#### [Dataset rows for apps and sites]
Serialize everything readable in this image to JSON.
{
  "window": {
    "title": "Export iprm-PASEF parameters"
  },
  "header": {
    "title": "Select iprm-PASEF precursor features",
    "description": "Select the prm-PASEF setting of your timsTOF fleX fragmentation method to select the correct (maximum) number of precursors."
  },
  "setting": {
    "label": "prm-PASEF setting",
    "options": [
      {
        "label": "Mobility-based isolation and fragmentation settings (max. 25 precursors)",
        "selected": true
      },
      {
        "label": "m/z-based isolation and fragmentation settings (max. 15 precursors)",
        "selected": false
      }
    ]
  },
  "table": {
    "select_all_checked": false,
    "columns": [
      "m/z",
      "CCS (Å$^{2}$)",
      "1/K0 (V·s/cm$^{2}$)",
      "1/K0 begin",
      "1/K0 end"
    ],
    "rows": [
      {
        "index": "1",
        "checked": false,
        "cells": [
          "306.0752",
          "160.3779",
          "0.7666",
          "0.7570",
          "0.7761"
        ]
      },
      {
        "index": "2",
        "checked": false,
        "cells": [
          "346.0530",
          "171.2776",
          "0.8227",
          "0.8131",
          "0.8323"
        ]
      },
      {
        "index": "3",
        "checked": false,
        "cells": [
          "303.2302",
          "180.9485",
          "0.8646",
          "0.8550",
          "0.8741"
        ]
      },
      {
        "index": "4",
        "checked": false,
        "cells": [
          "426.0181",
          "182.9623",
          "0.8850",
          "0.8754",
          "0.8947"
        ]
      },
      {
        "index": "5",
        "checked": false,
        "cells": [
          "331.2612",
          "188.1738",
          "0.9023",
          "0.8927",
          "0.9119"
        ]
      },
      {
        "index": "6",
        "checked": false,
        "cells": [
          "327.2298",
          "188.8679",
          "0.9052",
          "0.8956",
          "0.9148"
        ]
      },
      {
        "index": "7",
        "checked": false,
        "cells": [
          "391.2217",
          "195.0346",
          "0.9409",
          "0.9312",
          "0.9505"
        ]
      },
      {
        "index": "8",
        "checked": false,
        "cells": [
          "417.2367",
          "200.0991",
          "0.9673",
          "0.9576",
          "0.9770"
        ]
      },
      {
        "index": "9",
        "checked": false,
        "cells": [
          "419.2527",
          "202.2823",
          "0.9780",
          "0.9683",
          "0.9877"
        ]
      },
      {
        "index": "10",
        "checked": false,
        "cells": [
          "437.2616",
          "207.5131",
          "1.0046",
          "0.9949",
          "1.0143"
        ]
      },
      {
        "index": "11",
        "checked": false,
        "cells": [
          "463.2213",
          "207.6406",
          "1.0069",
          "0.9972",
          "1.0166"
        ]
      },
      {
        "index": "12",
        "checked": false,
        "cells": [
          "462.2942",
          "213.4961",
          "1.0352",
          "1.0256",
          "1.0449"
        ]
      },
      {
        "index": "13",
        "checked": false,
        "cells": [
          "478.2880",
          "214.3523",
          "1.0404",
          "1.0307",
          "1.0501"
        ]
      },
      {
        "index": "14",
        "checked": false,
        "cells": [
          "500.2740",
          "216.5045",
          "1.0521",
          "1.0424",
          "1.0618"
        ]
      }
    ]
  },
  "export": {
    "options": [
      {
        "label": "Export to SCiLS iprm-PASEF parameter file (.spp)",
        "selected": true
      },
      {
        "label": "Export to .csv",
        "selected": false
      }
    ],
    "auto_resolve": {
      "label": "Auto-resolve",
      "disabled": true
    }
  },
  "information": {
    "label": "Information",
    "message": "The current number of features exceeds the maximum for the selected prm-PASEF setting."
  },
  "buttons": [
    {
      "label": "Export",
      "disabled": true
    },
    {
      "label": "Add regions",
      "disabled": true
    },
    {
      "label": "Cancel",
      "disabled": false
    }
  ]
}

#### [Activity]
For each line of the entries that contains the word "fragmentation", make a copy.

#### [Answer to this exercise]
    "description": "Select the prm-PASEF setting of your timsTOF fleX fragmentation method to select the correct (maximum) number of precursors."
        "label": "Mobility-based isolation and fragmentation settings (max. 25 precursors)",
        "label": "m/z-based isolation and fragmentation settings (max. 15 precursors)",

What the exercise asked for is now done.